··· EXERCISE MATERIALS ···

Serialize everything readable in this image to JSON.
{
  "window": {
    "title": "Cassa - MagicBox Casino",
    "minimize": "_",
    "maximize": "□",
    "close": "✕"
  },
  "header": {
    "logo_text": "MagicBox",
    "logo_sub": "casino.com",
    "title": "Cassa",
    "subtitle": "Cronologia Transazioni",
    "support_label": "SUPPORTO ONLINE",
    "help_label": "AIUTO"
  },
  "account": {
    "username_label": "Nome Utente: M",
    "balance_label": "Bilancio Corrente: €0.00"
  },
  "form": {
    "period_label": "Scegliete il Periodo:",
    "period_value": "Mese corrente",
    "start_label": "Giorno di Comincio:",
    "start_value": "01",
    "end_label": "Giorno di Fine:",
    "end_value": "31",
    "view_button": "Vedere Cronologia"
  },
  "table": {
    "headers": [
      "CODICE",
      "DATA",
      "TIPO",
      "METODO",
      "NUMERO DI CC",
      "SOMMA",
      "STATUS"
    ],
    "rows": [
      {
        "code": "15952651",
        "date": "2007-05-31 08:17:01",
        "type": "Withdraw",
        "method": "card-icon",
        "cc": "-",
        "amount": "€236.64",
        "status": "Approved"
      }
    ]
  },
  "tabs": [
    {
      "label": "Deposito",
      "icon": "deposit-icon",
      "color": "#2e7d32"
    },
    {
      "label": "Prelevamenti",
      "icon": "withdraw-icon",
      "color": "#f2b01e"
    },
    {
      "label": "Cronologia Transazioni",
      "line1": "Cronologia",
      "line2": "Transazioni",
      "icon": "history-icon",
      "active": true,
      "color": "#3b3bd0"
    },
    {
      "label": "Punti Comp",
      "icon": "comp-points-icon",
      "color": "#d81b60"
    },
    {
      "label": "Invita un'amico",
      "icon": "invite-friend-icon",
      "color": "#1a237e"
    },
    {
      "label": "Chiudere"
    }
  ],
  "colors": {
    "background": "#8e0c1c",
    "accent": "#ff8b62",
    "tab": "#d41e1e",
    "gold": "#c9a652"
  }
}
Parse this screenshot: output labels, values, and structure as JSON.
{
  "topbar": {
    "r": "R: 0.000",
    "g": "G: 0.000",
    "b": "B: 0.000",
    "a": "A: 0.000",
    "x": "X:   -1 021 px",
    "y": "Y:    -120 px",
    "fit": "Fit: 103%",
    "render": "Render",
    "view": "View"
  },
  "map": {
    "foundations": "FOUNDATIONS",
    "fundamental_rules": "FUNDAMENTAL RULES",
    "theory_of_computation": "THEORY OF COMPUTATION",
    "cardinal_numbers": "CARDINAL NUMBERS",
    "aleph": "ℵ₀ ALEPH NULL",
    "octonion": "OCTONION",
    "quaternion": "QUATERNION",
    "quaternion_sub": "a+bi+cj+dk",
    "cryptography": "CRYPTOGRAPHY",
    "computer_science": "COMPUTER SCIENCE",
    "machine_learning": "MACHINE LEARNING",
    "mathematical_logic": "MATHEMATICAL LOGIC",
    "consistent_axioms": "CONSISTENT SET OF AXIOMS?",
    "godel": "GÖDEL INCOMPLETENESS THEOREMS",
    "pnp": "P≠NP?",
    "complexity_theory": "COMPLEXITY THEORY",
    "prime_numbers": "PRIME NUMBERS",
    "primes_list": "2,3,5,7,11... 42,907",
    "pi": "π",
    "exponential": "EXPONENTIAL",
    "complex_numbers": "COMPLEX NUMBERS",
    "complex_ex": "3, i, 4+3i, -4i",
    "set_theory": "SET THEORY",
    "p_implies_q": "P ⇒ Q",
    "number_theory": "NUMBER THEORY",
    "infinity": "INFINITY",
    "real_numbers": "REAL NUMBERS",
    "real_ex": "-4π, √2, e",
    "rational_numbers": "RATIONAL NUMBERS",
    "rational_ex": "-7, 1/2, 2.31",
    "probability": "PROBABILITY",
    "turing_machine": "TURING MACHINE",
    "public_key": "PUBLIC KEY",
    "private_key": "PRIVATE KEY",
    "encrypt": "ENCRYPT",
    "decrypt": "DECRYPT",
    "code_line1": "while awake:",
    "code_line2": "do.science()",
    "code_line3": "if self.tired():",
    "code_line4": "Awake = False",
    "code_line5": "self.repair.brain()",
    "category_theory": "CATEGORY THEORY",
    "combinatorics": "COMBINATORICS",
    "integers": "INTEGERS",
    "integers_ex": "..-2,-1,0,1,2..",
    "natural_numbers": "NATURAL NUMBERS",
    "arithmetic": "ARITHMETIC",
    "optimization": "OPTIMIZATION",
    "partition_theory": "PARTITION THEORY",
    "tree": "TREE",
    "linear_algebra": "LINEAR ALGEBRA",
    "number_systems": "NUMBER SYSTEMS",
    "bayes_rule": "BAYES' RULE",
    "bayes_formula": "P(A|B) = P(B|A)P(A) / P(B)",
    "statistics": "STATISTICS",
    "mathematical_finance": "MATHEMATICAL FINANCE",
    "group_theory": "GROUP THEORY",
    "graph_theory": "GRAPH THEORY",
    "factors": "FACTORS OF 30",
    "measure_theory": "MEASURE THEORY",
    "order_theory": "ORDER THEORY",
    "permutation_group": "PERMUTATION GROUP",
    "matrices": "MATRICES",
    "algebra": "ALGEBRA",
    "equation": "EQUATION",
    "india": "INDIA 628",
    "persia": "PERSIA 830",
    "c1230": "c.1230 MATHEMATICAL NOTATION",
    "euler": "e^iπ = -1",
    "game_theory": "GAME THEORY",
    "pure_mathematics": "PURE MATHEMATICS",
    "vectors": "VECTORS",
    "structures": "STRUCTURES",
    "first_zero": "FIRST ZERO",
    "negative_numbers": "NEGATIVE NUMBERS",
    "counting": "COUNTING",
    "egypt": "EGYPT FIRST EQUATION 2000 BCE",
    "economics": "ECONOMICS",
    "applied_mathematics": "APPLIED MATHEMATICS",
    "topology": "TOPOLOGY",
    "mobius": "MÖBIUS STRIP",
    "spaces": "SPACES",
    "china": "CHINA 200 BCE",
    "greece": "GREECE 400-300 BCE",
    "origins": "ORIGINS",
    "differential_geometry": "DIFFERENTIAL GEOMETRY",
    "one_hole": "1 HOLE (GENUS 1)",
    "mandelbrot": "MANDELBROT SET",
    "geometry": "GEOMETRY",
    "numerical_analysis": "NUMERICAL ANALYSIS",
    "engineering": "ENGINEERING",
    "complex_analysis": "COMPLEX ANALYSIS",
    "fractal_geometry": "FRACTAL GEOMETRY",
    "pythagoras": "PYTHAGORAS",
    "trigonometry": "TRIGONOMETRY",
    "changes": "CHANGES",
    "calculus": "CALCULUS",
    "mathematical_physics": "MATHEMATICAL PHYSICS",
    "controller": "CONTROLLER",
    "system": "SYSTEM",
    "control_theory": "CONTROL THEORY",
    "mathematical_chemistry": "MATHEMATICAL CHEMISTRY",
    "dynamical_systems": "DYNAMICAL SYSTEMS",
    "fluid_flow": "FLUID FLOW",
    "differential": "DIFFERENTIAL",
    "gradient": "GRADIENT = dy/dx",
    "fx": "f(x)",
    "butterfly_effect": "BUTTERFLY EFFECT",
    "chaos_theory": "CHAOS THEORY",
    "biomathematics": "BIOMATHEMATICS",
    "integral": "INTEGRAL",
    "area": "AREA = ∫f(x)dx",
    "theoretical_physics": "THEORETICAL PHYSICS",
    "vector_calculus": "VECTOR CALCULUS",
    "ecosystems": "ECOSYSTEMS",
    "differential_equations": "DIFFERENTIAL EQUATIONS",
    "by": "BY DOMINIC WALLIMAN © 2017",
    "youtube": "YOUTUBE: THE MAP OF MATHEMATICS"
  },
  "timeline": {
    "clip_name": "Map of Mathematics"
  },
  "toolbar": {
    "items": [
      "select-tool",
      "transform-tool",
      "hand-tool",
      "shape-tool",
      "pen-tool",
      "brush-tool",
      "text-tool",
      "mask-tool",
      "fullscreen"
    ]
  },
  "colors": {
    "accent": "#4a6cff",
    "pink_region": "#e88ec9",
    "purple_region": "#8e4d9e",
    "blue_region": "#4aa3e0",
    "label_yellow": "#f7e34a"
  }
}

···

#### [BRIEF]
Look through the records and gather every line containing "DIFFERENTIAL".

#### [OUTPUT]
    "differential_geometry": "DIFFERENTIAL GEOMETRY",
    "differential": "DIFFERENTIAL",
    "differential_equations": "DIFFERENTIAL EQUATIONS",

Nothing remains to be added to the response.